• [Records contained in a dataset]
=== Begin Enclosure ===

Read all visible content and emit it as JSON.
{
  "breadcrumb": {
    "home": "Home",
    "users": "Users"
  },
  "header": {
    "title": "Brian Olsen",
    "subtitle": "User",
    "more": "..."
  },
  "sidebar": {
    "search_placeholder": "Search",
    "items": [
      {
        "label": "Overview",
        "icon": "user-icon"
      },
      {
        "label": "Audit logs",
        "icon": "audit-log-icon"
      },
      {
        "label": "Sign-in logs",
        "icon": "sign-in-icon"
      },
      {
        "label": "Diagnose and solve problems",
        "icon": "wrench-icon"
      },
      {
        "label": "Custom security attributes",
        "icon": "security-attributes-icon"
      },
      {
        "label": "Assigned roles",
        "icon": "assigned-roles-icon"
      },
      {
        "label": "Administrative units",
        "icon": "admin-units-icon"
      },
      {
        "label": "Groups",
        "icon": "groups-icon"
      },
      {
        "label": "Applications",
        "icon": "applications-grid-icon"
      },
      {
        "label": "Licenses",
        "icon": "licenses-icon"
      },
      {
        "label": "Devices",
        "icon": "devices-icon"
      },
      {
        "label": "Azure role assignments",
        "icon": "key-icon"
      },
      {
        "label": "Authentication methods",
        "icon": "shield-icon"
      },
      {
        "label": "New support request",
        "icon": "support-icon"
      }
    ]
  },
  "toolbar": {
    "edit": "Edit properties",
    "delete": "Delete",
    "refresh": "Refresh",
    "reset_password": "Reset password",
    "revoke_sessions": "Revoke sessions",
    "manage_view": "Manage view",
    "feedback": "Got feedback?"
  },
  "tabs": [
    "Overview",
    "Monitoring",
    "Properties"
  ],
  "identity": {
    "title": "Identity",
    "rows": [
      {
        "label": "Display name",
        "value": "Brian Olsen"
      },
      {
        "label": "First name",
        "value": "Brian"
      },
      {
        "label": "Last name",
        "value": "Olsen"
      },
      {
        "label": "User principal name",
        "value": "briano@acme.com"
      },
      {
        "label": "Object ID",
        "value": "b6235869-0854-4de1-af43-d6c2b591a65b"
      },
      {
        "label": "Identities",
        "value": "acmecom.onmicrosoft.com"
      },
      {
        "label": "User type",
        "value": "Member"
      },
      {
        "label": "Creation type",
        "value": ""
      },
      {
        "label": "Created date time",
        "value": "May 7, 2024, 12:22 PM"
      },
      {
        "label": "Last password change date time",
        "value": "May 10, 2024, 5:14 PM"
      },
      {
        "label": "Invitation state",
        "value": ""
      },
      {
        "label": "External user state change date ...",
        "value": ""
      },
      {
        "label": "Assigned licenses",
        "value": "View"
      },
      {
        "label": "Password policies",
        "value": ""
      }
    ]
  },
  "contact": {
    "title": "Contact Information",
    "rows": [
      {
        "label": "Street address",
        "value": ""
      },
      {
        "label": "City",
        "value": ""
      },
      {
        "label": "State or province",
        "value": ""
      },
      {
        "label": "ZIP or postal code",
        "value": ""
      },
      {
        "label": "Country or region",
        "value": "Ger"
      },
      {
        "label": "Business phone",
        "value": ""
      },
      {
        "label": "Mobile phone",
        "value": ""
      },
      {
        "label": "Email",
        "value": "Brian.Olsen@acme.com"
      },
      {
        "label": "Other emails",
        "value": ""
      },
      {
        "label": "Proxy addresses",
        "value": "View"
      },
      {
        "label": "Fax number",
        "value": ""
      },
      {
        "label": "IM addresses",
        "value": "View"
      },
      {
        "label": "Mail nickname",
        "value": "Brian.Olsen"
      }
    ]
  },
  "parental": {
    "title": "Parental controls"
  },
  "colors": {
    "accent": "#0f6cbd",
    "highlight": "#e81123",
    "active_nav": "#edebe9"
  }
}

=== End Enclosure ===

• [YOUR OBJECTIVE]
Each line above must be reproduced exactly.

• [ANSWER TO THIS EXERCISE]
Read all visible content and emit it as JSON.
{
  "breadcrumb": {
    "home": "Home",
    "users": "Users"
  },
  "header": {
    "title": "Brian Olsen",
    "subtitle": "User",
    "more": "..."
  },
  "sidebar": {
    "search_placeholder": "Search",
    "items": [
      {
        "label": "Overview",
        "icon": "user-icon"
      },
      {
        "label": "Audit logs",
        "icon": "audit-log-icon"
      },
      {
        "label": "Sign-in logs",
        "icon": "sign-in-icon"
      },
      {
        "label": "Diagnose and solve problems",
        "icon": "wrench-icon"
      },
      {
        "label": "Custom security attributes",
        "icon": "security-attributes-icon"
      },
      {
        "label": "Assigned roles",
        "icon": "assigned-roles-icon"
      },
      {
        "label": "Administrative units",
        "icon": "admin-units-icon"
      },
      {
        "label": "Groups",
        "icon": "groups-icon"
      },
      {
        "label": "Applications",
        "icon": "applications-grid-icon"
      },
      {
        "label": "Licenses",
        "icon": "licenses-icon"
      },
      {
        "label": "Devices",
        "icon": "devices-icon"
      },
      {
        "label": "Azure role assignments",
        "icon": "key-icon"
      },
      {
        "label": "Authentication methods",
        "icon": "shield-icon"
      },
      {
        "label": "New support request",
        "icon": "support-icon"
      }
    ]
  },
  "toolbar": {
    "edit": "Edit properties",
    "delete": "Delete",
    "refresh": "Refresh",
    "reset_password": "Reset password",
    "revoke_sessions": "Revoke sessions",
    "manage_view": "Manage view",
    "feedback": "Got feedback?"
  },
  "tabs": [
    "Overview",
    "Monitoring",
    "Properties"
  ],
  "identity": {
    "title": "Identity",
    "rows": [
      {
        "label": "Display name",
        "value": "Brian Olsen"
      },
      {
        "label": "First name",
        "value": "Brian"
      },
      {
        "label": "Last name",
        "value": "Olsen"
      },
      {
        "label": "User principal name",
        "value": "briano@acme.com"
      },
      {
        "label": "Object ID",
        "value": "b6235869-0854-4de1-af43-d6c2b591a65b"
      },
      {
        "label": "Identities",
        "value": "acmecom.onmicrosoft.com"
      },
      {
        "label": "User type",
        "value": "Member"
      },
      {
        "label": "Creation type",
        "value": ""
      },
      {
        "label": "Created date time",
        "value": "May 7, 2024, 12:22 PM"
      },
      {
        "label": "Last password change date time",
        "value": "May 10, 2024, 5:14 PM"
      },
      {
        "label": "Invitation state",
        "value": ""
      },
      {
        "label": "External user state change date ...",
        "value": ""
      },
      {
        "label": "Assigned licenses",
        "value": "View"
      },
      {
        "label": "Password policies",
        "value": ""
      }
    ]
  },
  "contact": {
    "title": "Contact Information",
    "rows": [
      {
        "label": "Street address",
        "value": ""
      },
      {
        "label": "City",
        "value": ""
      },
      {
        "label": "State or province",
        "value": ""
      },
      {
        "label": "ZIP or postal code",
        "value": ""
      },
      {
        "label": "Country or region",
        "value": "Ger"
      },
      {
        "label": "Business phone",
        "value": ""
      },
      {
        "label": "Mobile phone",
        "value": ""
      },
      {
        "label": "Email",
        "value": "Brian.Olsen@acme.com"
      },
      {
        "label": "Other emails",
        "value": ""
      },
      {
        "label": "Proxy addresses",
        "value": "View"
      },
      {
        "label": "Fax number",
        "value": ""
      },
      {
        "label": "IM addresses",
        "value": "View"
      },
      {
        "label": "Mail nickname",
        "value": "Brian.Olsen"
      }
    ]
  },
  "parental": {
    "title": "Parental controls"
  },
  "colors": {
    "accent": "#0f6cbd",
    "highlight": "#e81123",
    "active_nav": "#edebe9"
  }
}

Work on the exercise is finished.